> _What to do_
Retype the data exactly, skipping any picture in it.

=== Begin Enclosure ===

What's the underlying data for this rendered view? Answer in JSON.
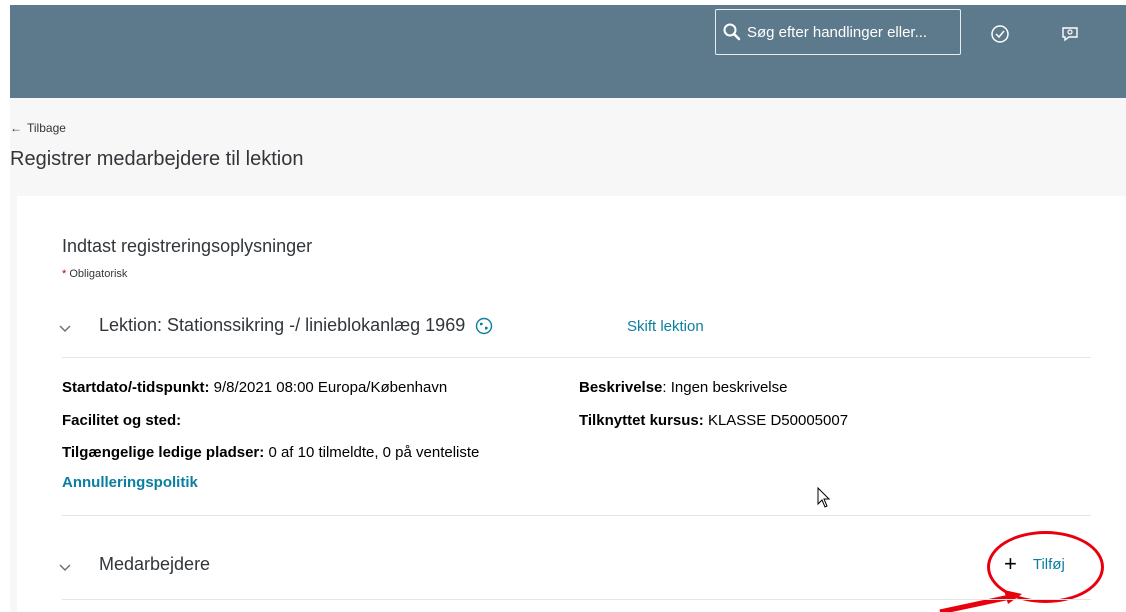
{
  "colors": {
    "topbar": "#5c7a8c",
    "link": "#0a7fa0",
    "annotation": "#e8000d",
    "required": "#bb0000"
  },
  "header": {
    "search_placeholder": "Søg efter handlinger eller...",
    "icons": [
      "search-icon",
      "check-circle-icon",
      "feedback-chat-icon"
    ]
  },
  "nav": {
    "back_label": "Tilbage"
  },
  "page": {
    "title": "Registrer medarbejdere til lektion"
  },
  "form": {
    "heading": "Indtast registreringsoplysninger",
    "required_star": "*",
    "required_label": "Obligatorisk",
    "lesson": {
      "title": "Lektion: Stationssikring -/ linieblokanlæg 1969",
      "change_link": "Skift lektion",
      "start_label": "Startdato/-tidspunkt:",
      "start_value": "9/8/2021 08:00 Europa/København",
      "facility_label": "Facilitet og sted:",
      "seats_label": "Tilgængelige ledige pladser:",
      "seats_value": "0 af 10 tilmeldte, 0 på venteliste",
      "description_label": "Beskrivelse",
      "description_value": ": Ingen beskrivelse",
      "course_label": "Tilknyttet kursus:",
      "course_value": "KLASSE D50005007",
      "cancel_policy": "Annulleringspolitik"
    },
    "employees": {
      "title": "Medarbejdere",
      "add_icon": "+",
      "add_label": "Tilføj"
    }
  }
}
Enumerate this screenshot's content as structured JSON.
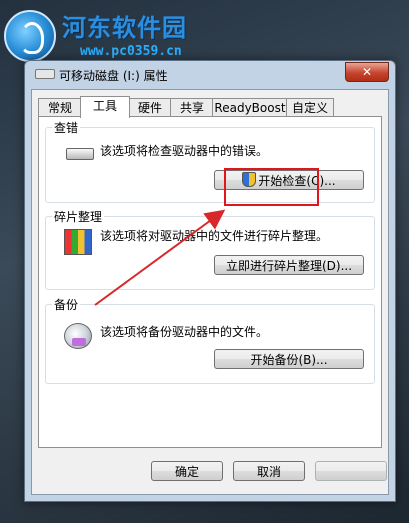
{
  "watermark": {
    "title": "河东软件园",
    "url": "www.pc0359.cn"
  },
  "window": {
    "title": "可移动磁盘 (I:) 属性",
    "close_label": "✕"
  },
  "tabs": [
    {
      "label": "常规",
      "active": false
    },
    {
      "label": "工具",
      "active": true
    },
    {
      "label": "硬件",
      "active": false
    },
    {
      "label": "共享",
      "active": false
    },
    {
      "label": "ReadyBoost",
      "active": false
    },
    {
      "label": "自定义",
      "active": false
    }
  ],
  "groups": {
    "error_check": {
      "label": "查错",
      "description": "该选项将检查驱动器中的错误。",
      "button": "开始检查(C)...",
      "icon": "drive-icon"
    },
    "defrag": {
      "label": "碎片整理",
      "description": "该选项将对驱动器中的文件进行碎片整理。",
      "button": "立即进行碎片整理(D)...",
      "icon": "defrag-icon"
    },
    "backup": {
      "label": "备份",
      "description": "该选项将备份驱动器中的文件。",
      "button": "开始备份(B)...",
      "icon": "backup-icon"
    }
  },
  "footer": {
    "ok": "确定",
    "cancel": "取消",
    "apply": ""
  },
  "colors": {
    "highlight": "#e0161a",
    "arrow": "#d8282a",
    "title_bar": "#c3d3e6"
  }
}
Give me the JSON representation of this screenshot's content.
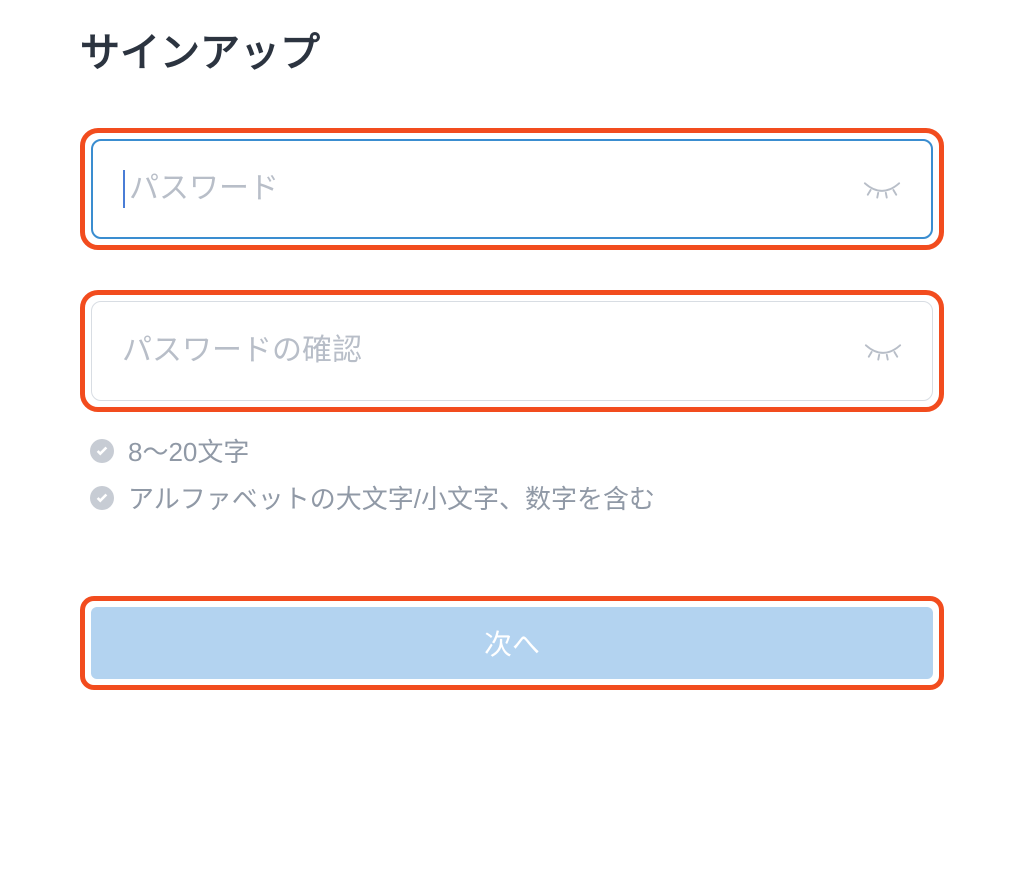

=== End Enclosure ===

> _Response area_
What's the underlying data for this rendered view? Answer in JSON.
{
  "colors": {
    "topbar": "#5c7a8c",
    "link": "#0a7fa0",
    "annotation": "#e8000d",
    "required": "#bb0000"
  },
  "header": {
    "search_placeholder": "Søg efter handlinger eller...",
    "icons": [
      "search-icon",
      "check-circle-icon",
      "feedback-chat-icon"
    ]
  },
  "nav": {
    "back_label": "Tilbage"
  },
  "page": {
    "title": "Registrer medarbejdere til lektion"
  },
  "form": {
    "heading": "Indtast registreringsoplysninger",
    "required_star": "*",
    "required_label": "Obligatorisk",
    "lesson": {
      "title": "Lektion: Stationssikring -/ linieblokanlæg 1969",
      "change_link": "Skift lektion",
      "start_label": "Startdato/-tidspunkt:",
      "start_value": "9/8/2021 08:00 Europa/København",
      "facility_label": "Facilitet og sted:",
      "seats_label": "Tilgængelige ledige pladser:",
      "seats_value": "0 af 10 tilmeldte, 0 på venteliste",
      "description_label": "Beskrivelse",
      "description_value": ": Ingen beskrivelse",
      "course_label": "Tilknyttet kursus:",
      "course_value": "KLASSE D50005007",
      "cancel_policy": "Annulleringspolitik"
    },
    "employees": {
      "title": "Medarbejdere",
      "add_icon": "+",
      "add_label": "Tilføj"
    }
  }
}
Enumerate this screenshot's content as structured JSON.
{
  "watermark": {
    "title": "河东软件园",
    "url": "www.pc0359.cn"
  },
  "window": {
    "title": "可移动磁盘 (I:) 属性",
    "close_label": "✕"
  },
  "tabs": [
    {
      "label": "常规",
      "active": false
    },
    {
      "label": "工具",
      "active": true
    },
    {
      "label": "硬件",
      "active": false
    },
    {
      "label": "共享",
      "active": false
    },
    {
      "label": "ReadyBoost",
      "active": false
    },
    {
      "label": "自定义",
      "active": false
    }
  ],
  "groups": {
    "error_check": {
      "label": "查错",
      "description": "该选项将检查驱动器中的错误。",
      "button": "开始检查(C)...",
      "icon": "drive-icon"
    },
    "defrag": {
      "label": "碎片整理",
      "description": "该选项将对驱动器中的文件进行碎片整理。",
      "button": "立即进行碎片整理(D)...",
      "icon": "defrag-icon"
    },
    "backup": {
      "label": "备份",
      "description": "该选项将备份驱动器中的文件。",
      "button": "开始备份(B)...",
      "icon": "backup-icon"
    }
  },
  "footer": {
    "ok": "确定",
    "cancel": "取消",
    "apply": ""
  },
  "colors": {
    "highlight": "#e0161a",
    "arrow": "#d8282a",
    "title_bar": "#c3d3e6"
  }
}
Give me the JSON representation of this screenshot's content.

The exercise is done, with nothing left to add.